Sterling edges higher, rate hike outlook remains in focus

·2 min read
FILE PHOTO: British pound coins are seen in this illustration

LONDON (Reuters) - Sterling strengthened against a slightly weaker dollar on Tuesday, with the outlook for UK interest rates in focus after a Bank of England official flagged a further increase.

BoE Deputy Governor Dave Ramsden told Reuters the bank will probably have to raise interest rates further from their current 14-year-high to tackle inflation pressures that are gaining a foothold in Britain's economy.

The central bank lifted rates by a large 50 basis points last week but warned of an incoming recession.

By 0918 GMT, sterling was up 0.4% versus a slightly weaker dollar to $1.2128.

Against the euro, the pound was largely steady at 84.45 pence.
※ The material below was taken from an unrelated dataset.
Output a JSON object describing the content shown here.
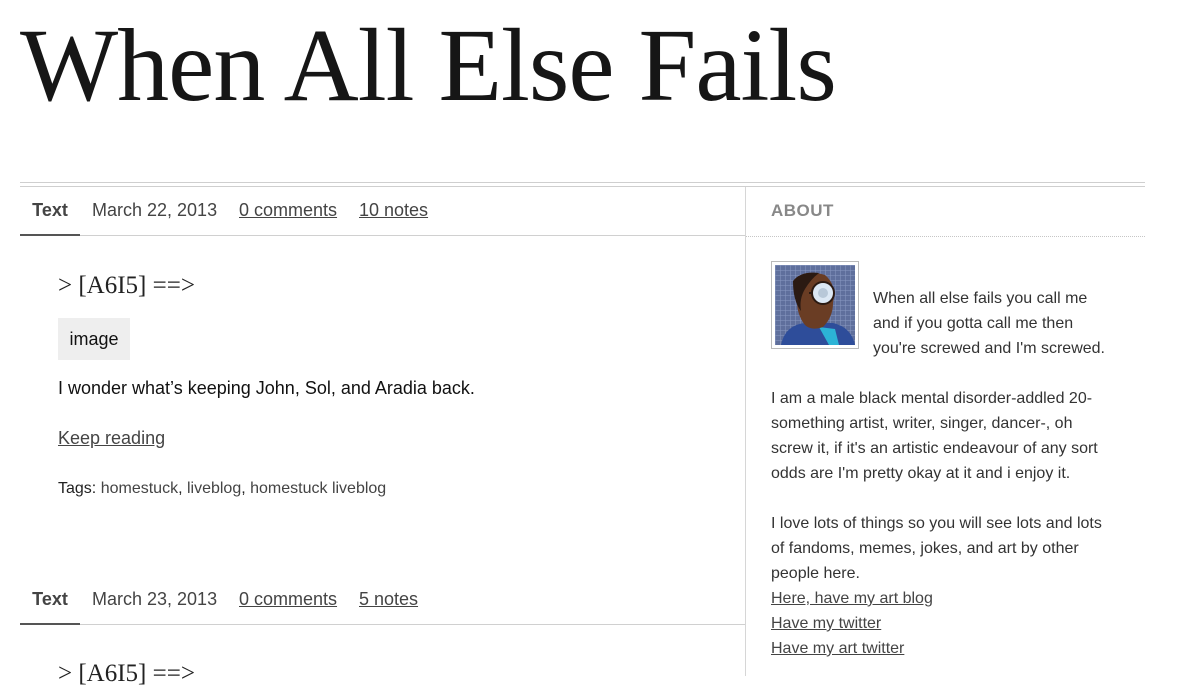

The bank last week raised interest rates to 1.75% from 1.25%, the sixth hike since late 2021, and warned of a recession by the end of the year that could last until 2024.

Against this murky backdrop, the race to succeed Boris Johnson as Britain's next Prime Minister is also providing an overhang of uncertainty for sterling.

"One of the big uncertainties hanging over GBP is what the new government’s new fiscal plans will be. Clearly there is likely to be significant fiscal loosening, but exactly what form that takes is up for debate," said Mizuho senior economist Colin Asher.

Taking into consideration technical factors and the prospect of a large fiscal boost in the autumn, the depth of the recession is likely to be much shallower than the BoE's main scenario suggests, said Asher, but he added the outlook is not good.

"If bills really are going to go up by as much as people are currently suggesting, there will be significant income support at the lower end of the scale," he said.

GDP figures on Friday will provide the next key reading on the state of Britain's economy. U.S. inflation data on Wednesday will also be watched closely in currency markets as investors assess whether another 75 bps rate hike from the Federal Reserve is likely in September.

(Reporting by Lucy Raitano; Editing by Susan Fenton)